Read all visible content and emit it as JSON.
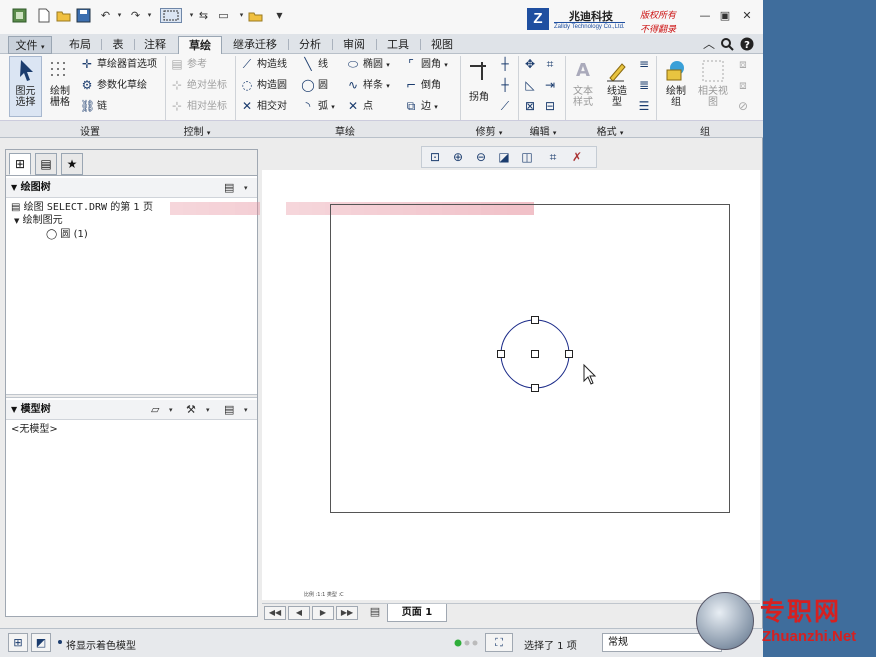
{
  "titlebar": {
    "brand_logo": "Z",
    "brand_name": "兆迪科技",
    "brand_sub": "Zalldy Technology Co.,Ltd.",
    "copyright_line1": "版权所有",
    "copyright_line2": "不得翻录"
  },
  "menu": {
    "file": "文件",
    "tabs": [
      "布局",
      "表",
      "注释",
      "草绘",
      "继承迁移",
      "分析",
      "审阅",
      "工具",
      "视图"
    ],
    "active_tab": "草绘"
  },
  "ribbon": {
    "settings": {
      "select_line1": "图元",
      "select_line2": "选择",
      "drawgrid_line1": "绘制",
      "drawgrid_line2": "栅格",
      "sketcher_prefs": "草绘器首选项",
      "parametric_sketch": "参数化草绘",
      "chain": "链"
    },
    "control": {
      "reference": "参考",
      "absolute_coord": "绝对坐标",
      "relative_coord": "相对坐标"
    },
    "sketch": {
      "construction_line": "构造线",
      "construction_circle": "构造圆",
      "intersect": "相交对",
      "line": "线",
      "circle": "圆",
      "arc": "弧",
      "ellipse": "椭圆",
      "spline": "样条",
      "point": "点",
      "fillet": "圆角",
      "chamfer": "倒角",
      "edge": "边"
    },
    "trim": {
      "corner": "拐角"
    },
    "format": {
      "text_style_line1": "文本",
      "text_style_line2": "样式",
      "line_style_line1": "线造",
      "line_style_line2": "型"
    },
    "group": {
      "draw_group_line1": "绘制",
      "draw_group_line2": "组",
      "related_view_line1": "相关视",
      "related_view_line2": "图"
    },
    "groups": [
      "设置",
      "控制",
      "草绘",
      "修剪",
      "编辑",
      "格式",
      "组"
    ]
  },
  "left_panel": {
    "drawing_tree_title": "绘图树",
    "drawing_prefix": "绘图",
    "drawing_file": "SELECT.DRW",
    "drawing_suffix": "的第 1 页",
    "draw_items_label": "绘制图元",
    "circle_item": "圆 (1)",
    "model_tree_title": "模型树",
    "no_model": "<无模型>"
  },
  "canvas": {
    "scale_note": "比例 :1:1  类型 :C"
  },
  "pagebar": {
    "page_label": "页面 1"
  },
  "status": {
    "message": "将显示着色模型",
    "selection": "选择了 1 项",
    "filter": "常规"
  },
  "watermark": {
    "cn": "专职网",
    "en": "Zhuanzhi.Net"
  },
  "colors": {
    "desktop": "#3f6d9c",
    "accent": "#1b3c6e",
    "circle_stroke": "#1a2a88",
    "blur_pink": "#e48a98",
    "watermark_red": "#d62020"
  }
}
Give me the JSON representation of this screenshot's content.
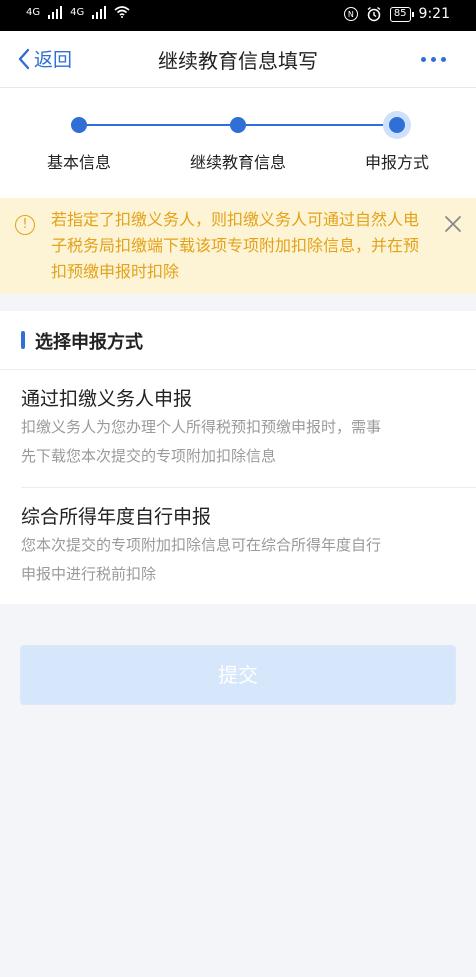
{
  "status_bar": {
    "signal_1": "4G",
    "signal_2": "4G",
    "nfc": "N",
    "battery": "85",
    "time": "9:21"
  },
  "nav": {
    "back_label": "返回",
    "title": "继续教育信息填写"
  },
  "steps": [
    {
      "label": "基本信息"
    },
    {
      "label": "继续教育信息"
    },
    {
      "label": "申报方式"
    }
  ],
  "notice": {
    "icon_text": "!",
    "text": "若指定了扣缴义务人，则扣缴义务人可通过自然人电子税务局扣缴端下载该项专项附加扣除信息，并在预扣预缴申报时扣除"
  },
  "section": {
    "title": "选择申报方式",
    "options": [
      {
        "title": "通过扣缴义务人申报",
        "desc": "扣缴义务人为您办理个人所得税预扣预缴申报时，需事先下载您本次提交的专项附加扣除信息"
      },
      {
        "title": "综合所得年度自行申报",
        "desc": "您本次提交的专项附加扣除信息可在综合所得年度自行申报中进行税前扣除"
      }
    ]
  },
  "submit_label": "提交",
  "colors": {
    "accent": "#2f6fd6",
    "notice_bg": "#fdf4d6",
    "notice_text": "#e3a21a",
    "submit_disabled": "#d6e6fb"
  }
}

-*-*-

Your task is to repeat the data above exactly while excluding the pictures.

◆ RESULT:
Read all visible content and emit it as JSON.
{
  "titlebar": {
    "brand_logo": "Z",
    "brand_name": "兆迪科技",
    "brand_sub": "Zalldy Technology Co.,Ltd.",
    "copyright_line1": "版权所有",
    "copyright_line2": "不得翻录"
  },
  "menu": {
    "file": "文件",
    "tabs": [
      "布局",
      "表",
      "注释",
      "草绘",
      "继承迁移",
      "分析",
      "审阅",
      "工具",
      "视图"
    ],
    "active_tab": "草绘"
  },
  "ribbon": {
    "settings": {
      "select_line1": "图元",
      "select_line2": "选择",
      "drawgrid_line1": "绘制",
      "drawgrid_line2": "栅格",
      "sketcher_prefs": "草绘器首选项",
      "parametric_sketch": "参数化草绘",
      "chain": "链"
    },
    "control": {
      "reference": "参考",
      "absolute_coord": "绝对坐标",
      "relative_coord": "相对坐标"
    },
    "sketch": {
      "construction_line": "构造线",
      "construction_circle": "构造圆",
      "intersect": "相交对",
      "line": "线",
      "circle": "圆",
      "arc": "弧",
      "ellipse": "椭圆",
      "spline": "样条",
      "point": "点",
      "fillet": "圆角",
      "chamfer": "倒角",
      "edge": "边"
    },
    "trim": {
      "corner": "拐角"
    },
    "format": {
      "text_style_line1": "文本",
      "text_style_line2": "样式",
      "line_style_line1": "线造",
      "line_style_line2": "型"
    },
    "group": {
      "draw_group_line1": "绘制",
      "draw_group_line2": "组",
      "related_view_line1": "相关视",
      "related_view_line2": "图"
    },
    "groups": [
      "设置",
      "控制",
      "草绘",
      "修剪",
      "编辑",
      "格式",
      "组"
    ]
  },
  "left_panel": {
    "drawing_tree_title": "绘图树",
    "drawing_prefix": "绘图",
    "drawing_file": "SELECT.DRW",
    "drawing_suffix": "的第 1 页",
    "draw_items_label": "绘制图元",
    "circle_item": "圆 (1)",
    "model_tree_title": "模型树",
    "no_model": "<无模型>"
  },
  "canvas": {
    "scale_note": "比例 :1:1  类型 :C"
  },
  "pagebar": {
    "page_label": "页面 1"
  },
  "status": {
    "message": "将显示着色模型",
    "selection": "选择了 1 项",
    "filter": "常规"
  },
  "watermark": {
    "cn": "专职网",
    "en": "Zhuanzhi.Net"
  },
  "colors": {
    "desktop": "#3f6d9c",
    "accent": "#1b3c6e",
    "circle_stroke": "#1a2a88",
    "blur_pink": "#e48a98",
    "watermark_red": "#d62020"
  }
}
Give me the JSON representation of this screenshot's content.
{
  "status_bar": {
    "signal_1": "4G",
    "signal_2": "4G",
    "nfc": "N",
    "battery": "85",
    "time": "9:21"
  },
  "nav": {
    "back_label": "返回",
    "title": "继续教育信息填写"
  },
  "steps": [
    {
      "label": "基本信息"
    },
    {
      "label": "继续教育信息"
    },
    {
      "label": "申报方式"
    }
  ],
  "notice": {
    "icon_text": "!",
    "text": "若指定了扣缴义务人，则扣缴义务人可通过自然人电子税务局扣缴端下载该项专项附加扣除信息，并在预扣预缴申报时扣除"
  },
  "section": {
    "title": "选择申报方式",
    "options": [
      {
        "title": "通过扣缴义务人申报",
        "desc": "扣缴义务人为您办理个人所得税预扣预缴申报时，需事先下载您本次提交的专项附加扣除信息"
      },
      {
        "title": "综合所得年度自行申报",
        "desc": "您本次提交的专项附加扣除信息可在综合所得年度自行申报中进行税前扣除"
      }
    ]
  },
  "submit_label": "提交",
  "colors": {
    "accent": "#2f6fd6",
    "notice_bg": "#fdf4d6",
    "notice_text": "#e3a21a",
    "submit_disabled": "#d6e6fb"
  }
}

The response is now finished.